In order for the Congress to release the entire US contribution to a UN agency, the State Department must certify that each UN agency, fund and program is implementing best-practice whistleblower protections. This year, the State Department would not certify that WIPO meets these standards.

The State Department’s report on WIPO’s treatment of whistleblowers represents the first time since the UN was established that the United States has withheld a portion of its contribution due to inadequate anti-retaliation practices. In fact, the State Department’s decision reflects a longstanding and deep-rooted problem at WIPO that has many dimensions: 1) the Organization allows extended delays in beginning an investigation, and 2) the position of Ethics Officer has been vacant for an unacceptably long time. Beyond the State Department’s objections to WIPO’s practices, other shortcomings exist. First, the Director General is the ultimate authority in deciding the fate of whistleblowers in the organization. In this regard, he has a clear conflict of interest with respect to virtually any complaint that involves a staff member appointed by him, but in the two cases reported this year, the complaints made allegations about the DG himself. Moreover, the staff of WIPO lacks access to an independent judicial forum in deciding disputes.

In short, the policy in place is weak and the enforcement of the policy is weaker still.

Curiously, within days of reporting by the State Department that WIPO did not meet best practice with respect to its implementation of whistleblower protections, the DG at the Organization suddenly appointed a new Ethics Officer. She is Chitra Radhakishun, an Indian national. Given the length of time required to recruit a professional at this level in the United Nations, we can only suppose that the DG was apprised some time ago that the US government was about to take this step.

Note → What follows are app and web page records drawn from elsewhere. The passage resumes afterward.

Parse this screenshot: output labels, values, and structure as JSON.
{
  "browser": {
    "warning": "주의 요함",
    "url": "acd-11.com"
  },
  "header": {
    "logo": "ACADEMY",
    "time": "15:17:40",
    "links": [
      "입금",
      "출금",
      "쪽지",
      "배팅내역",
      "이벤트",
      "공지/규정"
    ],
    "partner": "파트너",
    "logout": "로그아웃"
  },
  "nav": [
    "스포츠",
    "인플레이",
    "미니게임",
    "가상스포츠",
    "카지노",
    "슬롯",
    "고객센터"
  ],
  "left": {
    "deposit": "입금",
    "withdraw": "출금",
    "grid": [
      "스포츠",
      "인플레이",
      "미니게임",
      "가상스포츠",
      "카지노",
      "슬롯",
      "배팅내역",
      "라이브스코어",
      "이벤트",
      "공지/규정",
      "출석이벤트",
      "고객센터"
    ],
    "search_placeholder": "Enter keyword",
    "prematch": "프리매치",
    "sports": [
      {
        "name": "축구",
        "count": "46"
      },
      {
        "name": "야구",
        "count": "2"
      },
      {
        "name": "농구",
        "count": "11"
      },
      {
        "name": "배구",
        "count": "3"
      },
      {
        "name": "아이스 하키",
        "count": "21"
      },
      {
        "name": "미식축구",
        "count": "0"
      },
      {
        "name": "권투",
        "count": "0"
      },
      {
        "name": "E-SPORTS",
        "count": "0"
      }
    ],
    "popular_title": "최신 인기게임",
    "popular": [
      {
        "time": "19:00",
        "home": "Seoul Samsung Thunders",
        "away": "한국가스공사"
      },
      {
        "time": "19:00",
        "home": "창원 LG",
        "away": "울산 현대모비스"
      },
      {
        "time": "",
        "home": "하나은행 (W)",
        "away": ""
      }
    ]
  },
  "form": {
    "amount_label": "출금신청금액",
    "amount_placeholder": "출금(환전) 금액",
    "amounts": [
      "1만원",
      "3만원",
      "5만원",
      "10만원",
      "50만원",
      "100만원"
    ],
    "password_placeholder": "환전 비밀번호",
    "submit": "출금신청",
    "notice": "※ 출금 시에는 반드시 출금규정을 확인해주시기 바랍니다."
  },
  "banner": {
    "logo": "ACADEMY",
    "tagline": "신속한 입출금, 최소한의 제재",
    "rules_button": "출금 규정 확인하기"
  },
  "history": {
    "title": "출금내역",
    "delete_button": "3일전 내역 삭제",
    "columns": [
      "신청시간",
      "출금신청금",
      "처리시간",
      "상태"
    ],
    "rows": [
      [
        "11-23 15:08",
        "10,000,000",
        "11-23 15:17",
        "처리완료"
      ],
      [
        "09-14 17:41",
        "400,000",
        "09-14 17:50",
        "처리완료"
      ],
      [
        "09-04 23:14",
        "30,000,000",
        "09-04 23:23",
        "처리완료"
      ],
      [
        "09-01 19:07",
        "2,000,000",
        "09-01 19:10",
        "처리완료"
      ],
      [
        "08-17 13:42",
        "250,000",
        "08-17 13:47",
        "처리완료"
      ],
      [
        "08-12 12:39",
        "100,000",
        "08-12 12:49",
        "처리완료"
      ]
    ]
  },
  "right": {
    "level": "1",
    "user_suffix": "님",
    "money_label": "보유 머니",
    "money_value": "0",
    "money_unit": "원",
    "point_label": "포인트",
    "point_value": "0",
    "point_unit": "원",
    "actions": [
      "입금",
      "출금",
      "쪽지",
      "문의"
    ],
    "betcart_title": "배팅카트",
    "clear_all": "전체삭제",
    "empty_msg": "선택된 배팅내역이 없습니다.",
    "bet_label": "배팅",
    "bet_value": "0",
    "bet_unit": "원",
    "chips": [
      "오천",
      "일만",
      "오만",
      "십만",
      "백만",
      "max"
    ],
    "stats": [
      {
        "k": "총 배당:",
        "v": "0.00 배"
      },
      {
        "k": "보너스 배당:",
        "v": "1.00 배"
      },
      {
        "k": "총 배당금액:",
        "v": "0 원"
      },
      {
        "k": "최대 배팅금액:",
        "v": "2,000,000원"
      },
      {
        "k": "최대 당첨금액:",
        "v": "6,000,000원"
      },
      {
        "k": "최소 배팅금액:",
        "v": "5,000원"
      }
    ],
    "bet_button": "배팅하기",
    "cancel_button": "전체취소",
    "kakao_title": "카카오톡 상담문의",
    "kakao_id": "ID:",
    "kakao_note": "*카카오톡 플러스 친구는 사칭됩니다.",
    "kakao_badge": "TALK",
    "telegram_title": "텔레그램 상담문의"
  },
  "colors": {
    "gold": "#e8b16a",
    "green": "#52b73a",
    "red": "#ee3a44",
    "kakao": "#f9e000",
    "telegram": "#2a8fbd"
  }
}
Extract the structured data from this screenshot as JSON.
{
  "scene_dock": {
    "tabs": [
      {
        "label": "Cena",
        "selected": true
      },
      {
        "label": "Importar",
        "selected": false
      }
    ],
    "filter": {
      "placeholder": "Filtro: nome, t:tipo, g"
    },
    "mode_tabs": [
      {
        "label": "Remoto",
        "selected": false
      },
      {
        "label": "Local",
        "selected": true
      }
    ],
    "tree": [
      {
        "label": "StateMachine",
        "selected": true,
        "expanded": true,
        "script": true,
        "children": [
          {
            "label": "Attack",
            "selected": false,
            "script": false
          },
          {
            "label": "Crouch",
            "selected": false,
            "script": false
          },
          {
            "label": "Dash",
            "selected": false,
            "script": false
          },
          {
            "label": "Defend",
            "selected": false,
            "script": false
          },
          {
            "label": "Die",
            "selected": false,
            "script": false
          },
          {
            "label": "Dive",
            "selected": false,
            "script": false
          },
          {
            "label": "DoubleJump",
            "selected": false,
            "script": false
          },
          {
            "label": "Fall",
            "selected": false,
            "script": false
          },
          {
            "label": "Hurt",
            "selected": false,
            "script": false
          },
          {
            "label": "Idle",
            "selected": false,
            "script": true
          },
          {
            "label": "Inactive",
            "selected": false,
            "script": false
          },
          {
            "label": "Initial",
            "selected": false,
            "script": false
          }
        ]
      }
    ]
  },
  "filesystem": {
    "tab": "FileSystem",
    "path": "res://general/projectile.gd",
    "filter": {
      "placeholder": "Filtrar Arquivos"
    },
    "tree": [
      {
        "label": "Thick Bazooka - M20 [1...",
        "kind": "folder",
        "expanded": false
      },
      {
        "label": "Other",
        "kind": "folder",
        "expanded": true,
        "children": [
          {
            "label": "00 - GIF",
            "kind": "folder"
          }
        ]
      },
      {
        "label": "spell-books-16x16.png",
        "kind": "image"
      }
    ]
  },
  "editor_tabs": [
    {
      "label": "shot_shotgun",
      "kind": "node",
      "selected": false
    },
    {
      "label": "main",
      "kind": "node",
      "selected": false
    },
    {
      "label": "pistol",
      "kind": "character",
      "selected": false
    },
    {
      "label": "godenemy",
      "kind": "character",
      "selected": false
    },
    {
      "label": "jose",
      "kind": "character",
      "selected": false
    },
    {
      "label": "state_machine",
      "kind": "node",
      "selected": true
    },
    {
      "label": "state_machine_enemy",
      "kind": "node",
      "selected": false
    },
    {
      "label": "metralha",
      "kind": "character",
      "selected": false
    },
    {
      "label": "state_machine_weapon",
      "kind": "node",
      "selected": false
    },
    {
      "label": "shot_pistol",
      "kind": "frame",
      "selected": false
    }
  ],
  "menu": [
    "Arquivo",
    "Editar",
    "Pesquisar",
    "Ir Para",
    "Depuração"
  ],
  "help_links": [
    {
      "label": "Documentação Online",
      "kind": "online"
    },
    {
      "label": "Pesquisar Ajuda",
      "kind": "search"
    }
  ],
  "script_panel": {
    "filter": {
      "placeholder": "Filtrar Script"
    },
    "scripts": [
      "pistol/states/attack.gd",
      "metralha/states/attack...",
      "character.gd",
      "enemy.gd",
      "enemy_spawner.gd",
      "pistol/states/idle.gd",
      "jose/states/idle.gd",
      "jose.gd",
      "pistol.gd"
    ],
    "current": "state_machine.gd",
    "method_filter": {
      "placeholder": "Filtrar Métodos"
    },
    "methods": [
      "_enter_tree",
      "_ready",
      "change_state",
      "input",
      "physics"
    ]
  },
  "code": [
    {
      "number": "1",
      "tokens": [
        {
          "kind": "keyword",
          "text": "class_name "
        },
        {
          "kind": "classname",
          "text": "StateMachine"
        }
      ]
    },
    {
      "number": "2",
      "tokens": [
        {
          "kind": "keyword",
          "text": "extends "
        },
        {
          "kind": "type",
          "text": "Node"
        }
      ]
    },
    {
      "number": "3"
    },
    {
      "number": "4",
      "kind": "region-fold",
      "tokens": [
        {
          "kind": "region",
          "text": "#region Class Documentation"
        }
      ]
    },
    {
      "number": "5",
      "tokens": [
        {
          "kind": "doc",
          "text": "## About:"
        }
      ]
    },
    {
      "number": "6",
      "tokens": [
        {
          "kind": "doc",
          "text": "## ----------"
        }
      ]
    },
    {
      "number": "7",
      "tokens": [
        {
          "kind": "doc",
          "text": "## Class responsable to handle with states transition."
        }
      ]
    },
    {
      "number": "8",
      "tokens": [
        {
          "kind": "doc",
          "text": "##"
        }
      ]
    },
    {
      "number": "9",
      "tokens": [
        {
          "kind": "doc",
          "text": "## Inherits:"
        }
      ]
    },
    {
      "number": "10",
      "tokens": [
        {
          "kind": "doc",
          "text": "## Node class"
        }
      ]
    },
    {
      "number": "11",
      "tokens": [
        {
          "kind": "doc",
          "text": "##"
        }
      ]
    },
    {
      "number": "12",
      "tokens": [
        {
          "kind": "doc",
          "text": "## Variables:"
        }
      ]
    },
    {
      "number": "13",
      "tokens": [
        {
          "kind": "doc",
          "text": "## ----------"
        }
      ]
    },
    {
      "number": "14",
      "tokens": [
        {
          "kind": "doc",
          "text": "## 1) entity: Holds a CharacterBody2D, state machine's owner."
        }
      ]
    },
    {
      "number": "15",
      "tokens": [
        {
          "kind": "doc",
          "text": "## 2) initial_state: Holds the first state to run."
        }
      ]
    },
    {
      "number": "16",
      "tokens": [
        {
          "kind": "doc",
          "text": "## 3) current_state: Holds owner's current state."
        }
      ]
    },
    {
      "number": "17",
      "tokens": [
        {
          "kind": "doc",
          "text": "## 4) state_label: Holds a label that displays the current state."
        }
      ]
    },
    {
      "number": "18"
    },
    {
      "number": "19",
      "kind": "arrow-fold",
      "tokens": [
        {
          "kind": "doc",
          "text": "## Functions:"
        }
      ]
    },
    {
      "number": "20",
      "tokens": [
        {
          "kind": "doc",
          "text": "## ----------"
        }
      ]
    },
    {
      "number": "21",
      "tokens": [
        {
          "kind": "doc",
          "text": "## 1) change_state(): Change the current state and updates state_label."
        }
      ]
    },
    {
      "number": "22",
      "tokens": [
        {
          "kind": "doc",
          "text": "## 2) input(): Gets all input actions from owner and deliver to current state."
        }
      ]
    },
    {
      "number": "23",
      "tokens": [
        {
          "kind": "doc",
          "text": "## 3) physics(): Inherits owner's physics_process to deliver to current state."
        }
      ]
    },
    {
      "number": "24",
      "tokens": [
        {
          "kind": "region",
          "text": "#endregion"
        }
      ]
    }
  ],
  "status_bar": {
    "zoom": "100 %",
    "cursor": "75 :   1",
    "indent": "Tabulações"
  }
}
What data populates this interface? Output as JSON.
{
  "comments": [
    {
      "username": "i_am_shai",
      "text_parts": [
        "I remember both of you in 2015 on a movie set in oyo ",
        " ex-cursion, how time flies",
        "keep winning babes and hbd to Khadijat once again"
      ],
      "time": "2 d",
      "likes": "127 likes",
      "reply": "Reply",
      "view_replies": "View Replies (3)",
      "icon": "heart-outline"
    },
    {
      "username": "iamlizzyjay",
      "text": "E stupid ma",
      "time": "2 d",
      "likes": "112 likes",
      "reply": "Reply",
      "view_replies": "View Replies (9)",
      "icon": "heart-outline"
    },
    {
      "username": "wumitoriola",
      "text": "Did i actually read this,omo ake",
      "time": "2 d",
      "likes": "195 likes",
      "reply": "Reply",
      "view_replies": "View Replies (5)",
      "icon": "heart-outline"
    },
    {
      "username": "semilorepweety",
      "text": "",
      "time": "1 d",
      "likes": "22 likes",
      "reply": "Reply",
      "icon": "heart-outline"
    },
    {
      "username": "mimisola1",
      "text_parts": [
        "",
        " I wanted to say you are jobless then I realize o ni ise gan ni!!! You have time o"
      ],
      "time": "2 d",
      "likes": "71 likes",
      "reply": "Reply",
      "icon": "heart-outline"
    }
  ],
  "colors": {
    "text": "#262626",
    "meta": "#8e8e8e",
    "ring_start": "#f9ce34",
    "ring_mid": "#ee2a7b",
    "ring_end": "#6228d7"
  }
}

In any case, the new appointment strongly implies that when the US wishes to improve protections for whistleblowers at the UN, it can do so expediently.